Here is a complete glossary of staircase design related terms that you should know about:

Baluster/Spindle – This is the vertical member of the staircase, and be plain or decorative. It is the infill between the handrail and the base rail.

Balustrading – This is the collective name for the complete assembly, which consists of handrails, spindles, caps and newels.

Bullnose Step – Usually located at the bottom of the stairs with one or both ends of the step having a quarter- circle design.

Closed String – When the profile of treads and risers cannot be seen, it is because the string face is housed or trenched. Thus the term closed string applies.

Connector fittings – A term used to describe pieces of wood or metal that allow the handrail to change pitch & direction on the staircase.

Continuous Handrail – The term applies when straight lengths of handrail are connecting to handrail fittings and ramps. The handrail flows over the tops of newel turnings thus creating a continuous run of handrail.

Cove molding – Typically a piece of 1/2″ x 3/4″ molding that is attached underneath the treads & balcony cap.  This molding covers any gaps between the rough framing and the finish tread while contributing to a finished look.

Curtail Step – A decorative shaped step at the bottom of the stairway which usually accommodates the volute and volute newel turning of the Continuous Handrail System.

Cut or Open String – Descriptive of a string with the upper edge cut away to the shape of the treads and risers. As a result, the profile can be seen from the side.

End Tread – A smaller version of the full tread.   This part of the staircase is typically 8″ or less in width.  This term refers to a finish piece of wood that is attached to the rough framing.  The balusters will be inserted directly into the end tread.
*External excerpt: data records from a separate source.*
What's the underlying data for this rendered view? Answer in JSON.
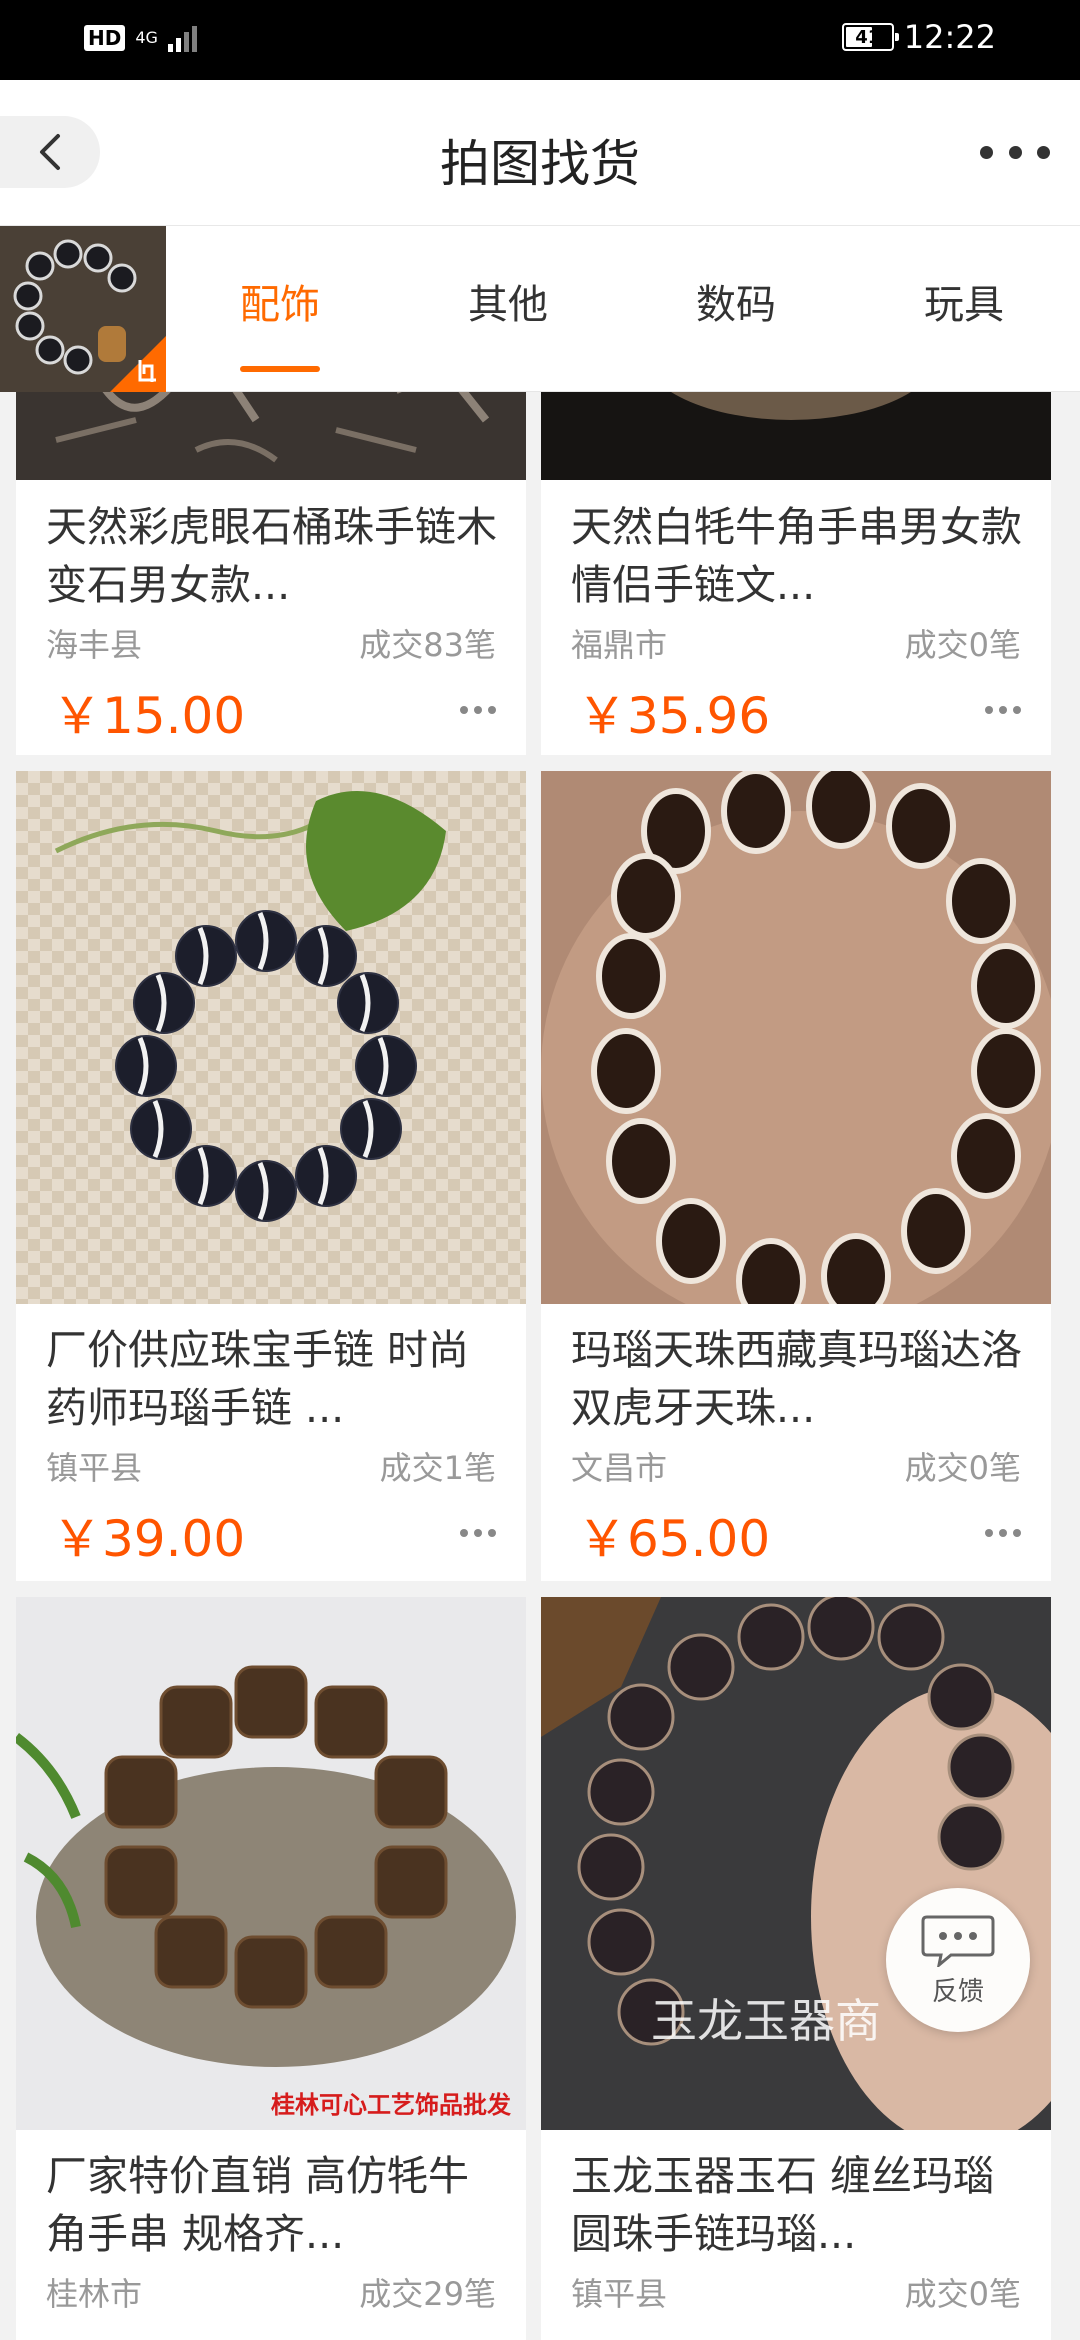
{
  "status_bar": {
    "hd": "HD",
    "network": "4G",
    "battery": "41",
    "time": "12:22"
  },
  "header": {
    "title": "拍图找货"
  },
  "tabs": [
    {
      "label": "配饰",
      "active": true
    },
    {
      "label": "其他",
      "active": false
    },
    {
      "label": "数码",
      "active": false
    },
    {
      "label": "玩具",
      "active": false
    }
  ],
  "products": [
    {
      "title": "天然彩虎眼石桶珠手链木变石男女款...",
      "location": "海丰县",
      "sales": "成交83笔",
      "price": "￥15.00"
    },
    {
      "title": "天然白牦牛角手串男女款情侣手链文...",
      "location": "福鼎市",
      "sales": "成交0笔",
      "price": "￥35.96"
    },
    {
      "title": "厂价供应珠宝手链 时尚药师玛瑙手链 ...",
      "location": "镇平县",
      "sales": "成交1笔",
      "price": "￥39.00"
    },
    {
      "title": "玛瑙天珠西藏真玛瑙达洛双虎牙天珠...",
      "location": "文昌市",
      "sales": "成交0笔",
      "price": "￥65.00"
    },
    {
      "title": "厂家特价直销 高仿牦牛角手串  规格齐...",
      "location": "桂林市",
      "sales": "成交29笔",
      "price": ""
    },
    {
      "title": "玉龙玉器玉石 缠丝玛瑙圆珠手链玛瑙...",
      "location": "镇平县",
      "sales": "成交0笔",
      "price": ""
    }
  ],
  "image_captions": {
    "product5_watermark": "桂林可心工艺饰品批发",
    "product6_watermark": "玉龙玉器商"
  },
  "feedback": {
    "label": "反馈"
  },
  "colors": {
    "accent": "#ff6a00",
    "price": "#ff5500",
    "status_bar": "#000000"
  }
}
Handrail – The horizontal member of a balustrade system that sits on top of the balusters and is supported by the newel posts.

Kick Board – A piece of wood that is notched to slide over the steps of the staircase against the wall.  This board can range from 1/4″ – 1″ in thickness.  A panel molding is typically placed over the kick board for a finished look.

Newel or Post – The newel/post accommodates the handrails, strings, treads and risers of a stairway.

Nosing – The nosing is the edge of the tread that projects beyond the face of riser along with the face of a cut string.

Pitch – This is the angle between the horizontal and the pitch line.

Pitch Line – The pitch line is the notational line that connects the nosing of all the reads in a flight of stairs.

Rake – Refers to a stairs’ pitch

Rise – In a flight of stairs, it is the vertical distances between the floors of landings that are connect by the flight. It is the vertical measurement from top of tread to top of tread.

Riser -The riser is the board that forms the face of a step.  The riser is connected to the skirt board at a 45 degree miter when skirt board is an option.

Skirt board – A piece of wood that is attached to the area below the treads and/or balcony cap.  This piece is attached at the same pitch degree as the staircase.  A piece of panel molding is attached to the skirt board to give a finished look.

Staircase – A term that many people are familiar with. The staircase is the entire structure compromising the treads, steps, strings, balusters and landing.

Stairway/Stairwell – This is the space, or void provided by the stairs

Step -The step is the combination of the tread and riser.

Tread – Top or horizontal surface of a step.

Tread filler – A piece of 3/8″ – 5/8″ plywood that is cut to fit in between the end tread and the wall
and/or wall tread.  This piece of wood allows the carpet to be installed slightly above the finished
tread giving the look of a carpet runner over a full tread.
Volute – ornament consisting of a curve on a plane that winds around a center with an increasing distance from the center

Wall Tread – Very similar to the end tread.  This is a finish piece of wood that is typically 1″-1 1/4″ smaller in width than the end tread.  It it attached to the rough framing against the kick board or drywall.